The menus are far less complicated than before, and you can always say “Hey, Mercedes” to control various functions using your voice. A few physical buttons positioned below the screen provide quick access to the drive modes, cameras, safety features, and volume. Mercedes kept some redundant controls with two small touchpads on the wheel. The right-hand one controls the infotainment screen, while the other changes the 12.3-inch instrument cluster which also features 3D graphics and new gauge styles. Instead of classic gauges, this screen can project the navigation map, with a new augmented reality head-up display projecting blue lines into your vision as if the real world was a Mario Kart track.
In the long-wheelbase form (mandatory with the 400 d), rear passengers benefit from an extra 110mm of space between the front and back wheels. With the Executive package, we were able to kick our feet up using the power ottoman. The chairs themselves contain 19 massage motors that get to duties once one of the 10 different message programmes is specified. Exceptionally brilliant entertainment via the 1750 watt Burmester 4D system, which incorporates 31 speakers and eight exciters, with subwoofers built into the back of the front seats. Then there’s the optional Energising Comfort programme should you be feeling fatigued. It’s actually really good. And effective.
Posh SUVs might be encroaching on its turf, but once again the S-Class pushes boundaries with game-changing tech and even more focus on refinement. This is the biggest leap forward since the first S-Class was born some 50 years ago and, alright, the exterior styling is slightly mundane, the interior is anything but. The exquisite balance of luxury with new-age tech, the added quietness in the cabin and the intuitive second-gen MBUX, all contribute to deeply satisfying driving experience.
With a sticker price starting at Rs 2.17 crore onwards for this ‘Launch Edition’ (limited fully-spec’d CBUs), the all-new S-Class might seem overly expensive over the Audi A8L and the BMW 7 Series. But let me put it this way – this side of a Rolls-Royce, no other car will tour you around with such comfort, luxury and style. Seems like a bargain all of a sudden, doesn’t it.
Price: Rs 2.17 crore onwards (ex-showroom, India)
Engine: 3.0-litre straight-six diesel

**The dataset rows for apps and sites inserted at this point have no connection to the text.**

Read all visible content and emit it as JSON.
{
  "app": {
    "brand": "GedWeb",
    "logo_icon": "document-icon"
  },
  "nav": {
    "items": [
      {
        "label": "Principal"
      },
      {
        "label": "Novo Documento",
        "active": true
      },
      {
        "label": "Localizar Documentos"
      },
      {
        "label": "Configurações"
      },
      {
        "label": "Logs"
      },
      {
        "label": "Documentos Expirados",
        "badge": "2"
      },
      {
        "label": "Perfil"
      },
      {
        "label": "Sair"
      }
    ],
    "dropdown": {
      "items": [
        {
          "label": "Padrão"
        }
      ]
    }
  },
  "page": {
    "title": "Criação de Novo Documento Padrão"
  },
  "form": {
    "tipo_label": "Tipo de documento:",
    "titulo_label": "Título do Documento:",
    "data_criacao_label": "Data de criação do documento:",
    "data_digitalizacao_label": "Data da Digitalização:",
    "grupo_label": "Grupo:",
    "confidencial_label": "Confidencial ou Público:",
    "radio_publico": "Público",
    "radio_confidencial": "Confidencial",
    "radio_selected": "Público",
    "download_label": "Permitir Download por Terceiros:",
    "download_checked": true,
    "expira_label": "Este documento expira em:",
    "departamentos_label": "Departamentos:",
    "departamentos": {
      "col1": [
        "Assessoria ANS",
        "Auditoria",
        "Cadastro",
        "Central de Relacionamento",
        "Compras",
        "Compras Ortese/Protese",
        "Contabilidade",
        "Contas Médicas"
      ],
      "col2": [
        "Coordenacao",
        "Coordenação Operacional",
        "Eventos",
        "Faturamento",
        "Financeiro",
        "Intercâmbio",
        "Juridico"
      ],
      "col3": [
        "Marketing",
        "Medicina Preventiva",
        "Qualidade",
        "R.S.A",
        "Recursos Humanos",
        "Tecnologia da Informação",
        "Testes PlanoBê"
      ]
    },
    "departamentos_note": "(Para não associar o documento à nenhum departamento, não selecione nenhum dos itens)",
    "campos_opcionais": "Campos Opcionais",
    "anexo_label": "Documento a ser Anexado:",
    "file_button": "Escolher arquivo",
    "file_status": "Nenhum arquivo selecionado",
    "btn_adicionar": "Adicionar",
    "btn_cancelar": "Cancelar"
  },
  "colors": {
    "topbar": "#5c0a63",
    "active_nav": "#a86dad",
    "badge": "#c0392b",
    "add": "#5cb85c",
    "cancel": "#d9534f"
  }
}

Power: 327bhp@3,600-4,200 rpm
Torque: 700Nm@1,200-3,200 rpm
Pros: Everything about it – ride, comfort, tech and space
Cons: CBU route makes it expensive over its traditional rivals